Boy Be Good: Ximon Lee

Few designers have caught the attention of the fashion establishment as successfully as Ximon Lee has, especially when it comes to menswear. Lucky would be a disservice; enterprising hardly skims the surface. You could label him a workaholic in the traditional sense, because the thought of leaving his calendar empty, and having no outlet with which to direct his energy, only fills him with dread. There is a due diligence, a kind of enthusiastic rigor that lends to his vision. No design is created flat. Each of his garments is draped, deconstructed and then meticulously bleached, painted or sewn to completion.

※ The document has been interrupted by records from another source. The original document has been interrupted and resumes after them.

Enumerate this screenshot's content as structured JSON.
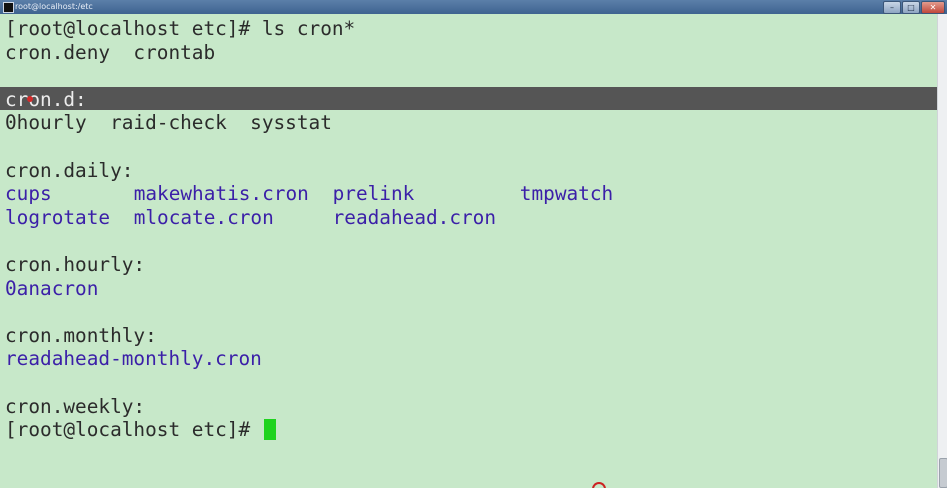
{
  "window": {
    "title": "root@localhost:/etc",
    "controls": {
      "minimize": "–",
      "maximize": "□",
      "close": "✕"
    }
  },
  "terminal": {
    "lines": [
      {
        "id": "prompt1",
        "segments": [
          {
            "text": "[root@localhost etc]# ls cron*",
            "kind": "text"
          }
        ]
      },
      {
        "id": "files1",
        "segments": [
          {
            "text": "cron.deny  crontab",
            "kind": "text"
          }
        ]
      },
      {
        "id": "blank1",
        "segments": []
      },
      {
        "id": "crond-header",
        "segments": [
          {
            "text": "cron.d:",
            "kind": "text"
          }
        ],
        "selected": true
      },
      {
        "id": "crond-list",
        "segments": [
          {
            "text": "0hourly  raid-check  sysstat",
            "kind": "text"
          }
        ]
      },
      {
        "id": "blank2",
        "segments": []
      },
      {
        "id": "daily-header",
        "segments": [
          {
            "text": "cron.daily:",
            "kind": "text"
          }
        ]
      },
      {
        "id": "daily-list1",
        "segments": [
          {
            "text": "cups",
            "kind": "file"
          },
          {
            "text": "makewhatis.cron",
            "kind": "file"
          },
          {
            "text": "prelink",
            "kind": "file"
          },
          {
            "text": "tmpwatch",
            "kind": "file"
          }
        ]
      },
      {
        "id": "daily-list2",
        "segments": [
          {
            "text": "logrotate",
            "kind": "file"
          },
          {
            "text": "mlocate.cron",
            "kind": "file"
          },
          {
            "text": "readahead.cron",
            "kind": "file"
          }
        ]
      },
      {
        "id": "blank3",
        "segments": []
      },
      {
        "id": "hourly-header",
        "segments": [
          {
            "text": "cron.hourly:",
            "kind": "text"
          }
        ]
      },
      {
        "id": "hourly-list",
        "segments": [
          {
            "text": "0anacron",
            "kind": "file"
          }
        ]
      },
      {
        "id": "blank4",
        "segments": []
      },
      {
        "id": "monthly-header",
        "segments": [
          {
            "text": "cron.monthly:",
            "kind": "text"
          }
        ]
      },
      {
        "id": "monthly-list",
        "segments": [
          {
            "text": "readahead-monthly.cron",
            "kind": "file"
          }
        ]
      },
      {
        "id": "blank5",
        "segments": []
      },
      {
        "id": "weekly-header",
        "segments": [
          {
            "text": "cron.weekly:",
            "kind": "text"
          }
        ]
      },
      {
        "id": "prompt2",
        "segments": [
          {
            "text": "[root@localhost etc]# ",
            "kind": "text"
          }
        ]
      }
    ]
  },
  "colors": {
    "background": "#c7e8c9",
    "text": "#2b2b2b",
    "executable": "#3b1fa8",
    "selection": "#555555",
    "cursor": "#1fd31f"
  }
}
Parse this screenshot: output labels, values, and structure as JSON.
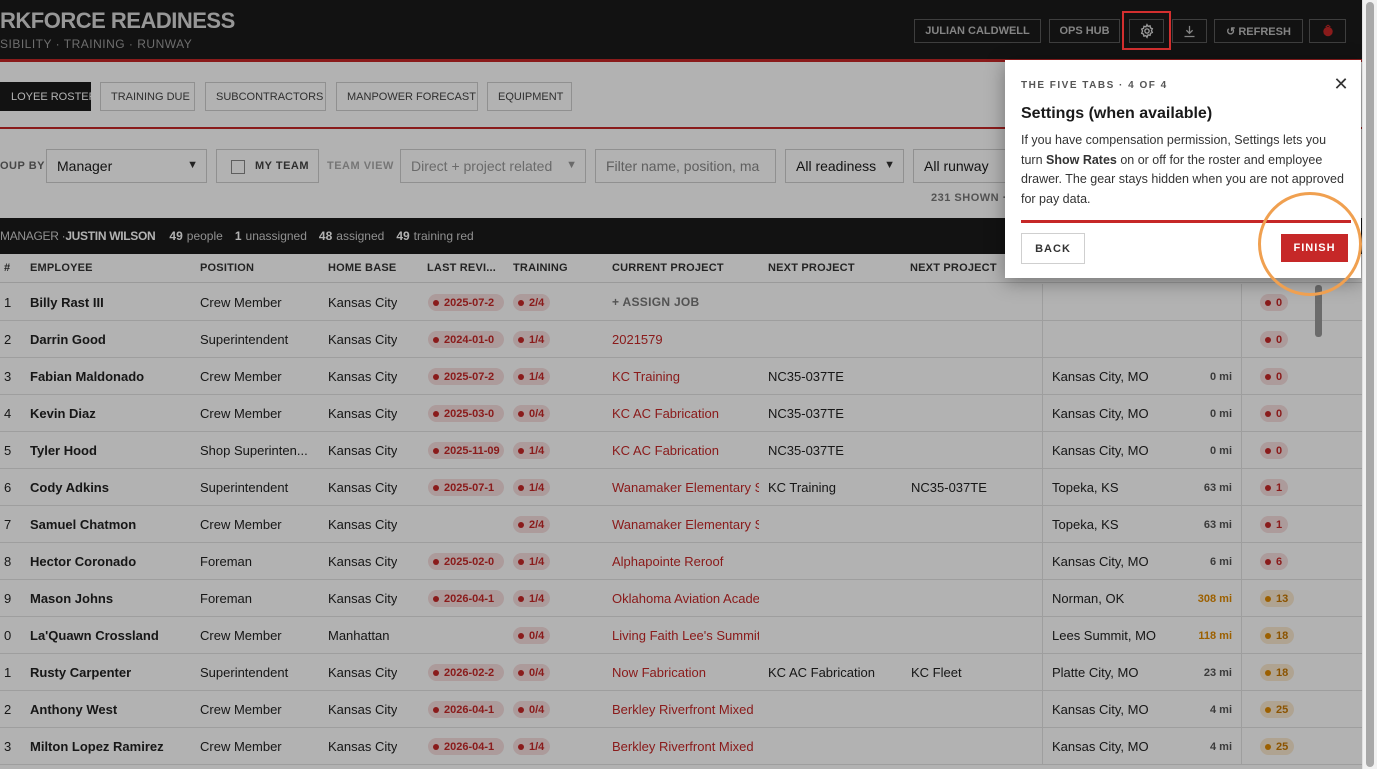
{
  "header": {
    "title": "RKFORCE READINESS",
    "subtitle": "SIBILITY · TRAINING · RUNWAY",
    "user_button": "JULIAN CALDWELL",
    "ops_hub_button": "OPS HUB",
    "settings_icon": "gear-icon",
    "download_icon": "download-icon",
    "refresh_button": "↺ REFRESH",
    "logo_icon": "brand-logo-icon",
    "accent_color": "#c62828"
  },
  "tabs": [
    {
      "label": "LOYEE ROSTER",
      "active": true
    },
    {
      "label": "TRAINING DUE"
    },
    {
      "label": "SUBCONTRACTORS"
    },
    {
      "label": "MANPOWER FORECAST"
    },
    {
      "label": "EQUIPMENT"
    }
  ],
  "filters": {
    "group_by_label": "OUP BY",
    "group_by_value": "Manager",
    "my_team_label": "MY TEAM",
    "team_view_label": "TEAM VIEW",
    "team_view_value": "Direct + project related",
    "search_placeholder": "Filter name, position, ma",
    "readiness_value": "All readiness",
    "runway_value": "All runway",
    "shown_count": "231 SHOWN ·"
  },
  "manager_bar": {
    "label": "MANAGER · ",
    "name": "JUSTIN WILSON",
    "people_count": "49",
    "people_label": "people",
    "unassigned_count": "1",
    "unassigned_label": "unassigned",
    "assigned_count": "48",
    "assigned_label": "assigned",
    "training_count": "49",
    "training_label": "training red"
  },
  "columns": {
    "num": "#",
    "employee": "EMPLOYEE",
    "position": "POSITION",
    "home_base": "HOME BASE",
    "last_review": "LAST REVI...",
    "training": "TRAINING",
    "current_project": "CURRENT PROJECT",
    "next_project_1": "NEXT PROJECT",
    "next_project_2": "NEXT PROJECT"
  },
  "assign_job_label": "+ ASSIGN JOB",
  "rows": [
    {
      "num": "1",
      "name": "Billy Rast III",
      "position": "Crew Member",
      "home": "Kansas City",
      "review": "2025-07-2",
      "training": "2/4",
      "project": "",
      "next1": "",
      "next2": "",
      "location": "",
      "distance": "",
      "score": "0",
      "assign": true
    },
    {
      "num": "2",
      "name": "Darrin Good",
      "position": "Superintendent",
      "home": "Kansas City",
      "review": "2024-01-0",
      "training": "1/4",
      "project": "2021579",
      "next1": "",
      "next2": "",
      "location": "",
      "distance": "",
      "score": "0"
    },
    {
      "num": "3",
      "name": "Fabian Maldonado",
      "position": "Crew Member",
      "home": "Kansas City",
      "review": "2025-07-2",
      "training": "1/4",
      "project": "KC Training",
      "next1": "NC35-037TE",
      "next2": "",
      "location": "Kansas City, MO",
      "distance": "0 mi",
      "score": "0"
    },
    {
      "num": "4",
      "name": "Kevin Diaz",
      "position": "Crew Member",
      "home": "Kansas City",
      "review": "2025-03-0",
      "training": "0/4",
      "project": "KC AC Fabrication",
      "next1": "NC35-037TE",
      "next2": "",
      "location": "Kansas City, MO",
      "distance": "0 mi",
      "score": "0"
    },
    {
      "num": "5",
      "name": "Tyler Hood",
      "position": "Shop Superinten...",
      "home": "Kansas City",
      "review": "2025-11-09",
      "training": "1/4",
      "project": "KC AC Fabrication",
      "next1": "NC35-037TE",
      "next2": "",
      "location": "Kansas City, MO",
      "distance": "0 mi",
      "score": "0"
    },
    {
      "num": "6",
      "name": "Cody Adkins",
      "position": "Superintendent",
      "home": "Kansas City",
      "review": "2025-07-1",
      "training": "1/4",
      "project": "Wanamaker Elementary S",
      "next1": "KC Training",
      "next2": "NC35-037TE",
      "location": "Topeka, KS",
      "distance": "63 mi",
      "score": "1"
    },
    {
      "num": "7",
      "name": "Samuel Chatmon",
      "position": "Crew Member",
      "home": "Kansas City",
      "review": "",
      "training": "2/4",
      "project": "Wanamaker Elementary S",
      "next1": "",
      "next2": "",
      "location": "Topeka, KS",
      "distance": "63 mi",
      "score": "1"
    },
    {
      "num": "8",
      "name": "Hector Coronado",
      "position": "Foreman",
      "home": "Kansas City",
      "review": "2025-02-0",
      "training": "1/4",
      "project": "Alphapointe Reroof",
      "next1": "",
      "next2": "",
      "location": "Kansas City, MO",
      "distance": "6 mi",
      "score": "6"
    },
    {
      "num": "9",
      "name": "Mason Johns",
      "position": "Foreman",
      "home": "Kansas City",
      "review": "2026-04-1",
      "training": "1/4",
      "project": "Oklahoma Aviation Acade",
      "next1": "",
      "next2": "",
      "location": "Norman, OK",
      "distance": "308 mi",
      "score": "13",
      "warn": true
    },
    {
      "num": "0",
      "name": "La'Quawn Crossland",
      "position": "Crew Member",
      "home": "Manhattan",
      "review": "",
      "training": "0/4",
      "project": "Living Faith Lee's Summit",
      "next1": "",
      "next2": "",
      "location": "Lees Summit, MO",
      "distance": "118 mi",
      "score": "18",
      "warn": true
    },
    {
      "num": "1",
      "name": "Rusty Carpenter",
      "position": "Superintendent",
      "home": "Kansas City",
      "review": "2026-02-2",
      "training": "0/4",
      "project": "Now Fabrication",
      "next1": "KC AC Fabrication",
      "next2": "KC Fleet",
      "location": "Platte City, MO",
      "distance": "23 mi",
      "score": "18",
      "amber": true
    },
    {
      "num": "2",
      "name": "Anthony West",
      "position": "Crew Member",
      "home": "Kansas City",
      "review": "2026-04-1",
      "training": "0/4",
      "project": "Berkley Riverfront Mixed",
      "next1": "",
      "next2": "",
      "location": "Kansas City, MO",
      "distance": "4 mi",
      "score": "25",
      "amber": true
    },
    {
      "num": "3",
      "name": "Milton Lopez Ramirez",
      "position": "Crew Member",
      "home": "Kansas City",
      "review": "2026-04-1",
      "training": "1/4",
      "project": "Berkley Riverfront Mixed",
      "next1": "",
      "next2": "",
      "location": "Kansas City, MO",
      "distance": "4 mi",
      "score": "25",
      "amber": true
    }
  ],
  "tour": {
    "step": "THE FIVE TABS · 4 OF 4",
    "title": "Settings (when available)",
    "body_1": "If you have compensation permission, Settings lets you turn ",
    "body_bold": "Show Rates",
    "body_2": " on or off for the roster and employee drawer. The gear stays hidden when you are not approved for pay data.",
    "back_label": "BACK",
    "finish_label": "FINISH",
    "close_icon": "close-icon"
  }
}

Whatever happens, happens: Ximon Lee

Ximon Lee graduated from Parsons School of Design with a BFA in fashion design in 2014, and he was awarded the Parsons Menswear Designer...

Influential Fashion Educators: Parsons’ Shelley Fox

When she launched Parsons’ MFA in Fashion Design and Society in 2010, Shelley Fox wanted to set New York fashion right. And now, her...

Parsons graduate Andrea Jiapei Li has the Midas Touch

20's jazz, hippies and hip-hop are a seemingly random list. No, you haven't tuned into Greatest Hits Radio, nor is it a history of The Hit Parade. These are in fact a small sample of a detestable list of things that inspired Andrea Jiapei Li's collection I AM WHAT [I AM]. But as inquisitive in nature she may be, she "doesn't have anything to ask a fortune teller" for her designs are the making of all answers. So for those seeking truth through design, look no further as we discover that Andrea has the Midas touch and can answer the unquestionable with needle and thread.

Melitta Baumeister: From V-Files to Dover Street Market

Melitta Baumeister gets it. She gets that young (creative) designers need to thrive in New York. She gets that you can’t just rely on making ‘clothes’, because we live in The Age of Tumblr. She gets that offbeat thinking, and hard work, will get you places. She gets it, together with her creative partner Paul Jung. We strike up a conversation over coffee in London’s Dover Street Market, the store that’s given Melitta a chance to sell worldwide.They’re already sitting at a table near the window, when I walk into the top floor’s cafe. It’s a rainy day (what’s new, London?). They’re wearing clean shapes, black and white: clothes from Melitta’s own line. I sit down, we chit chat, and order coffee. What do we talk about? Crap post-graduate support systems in New York, for starters.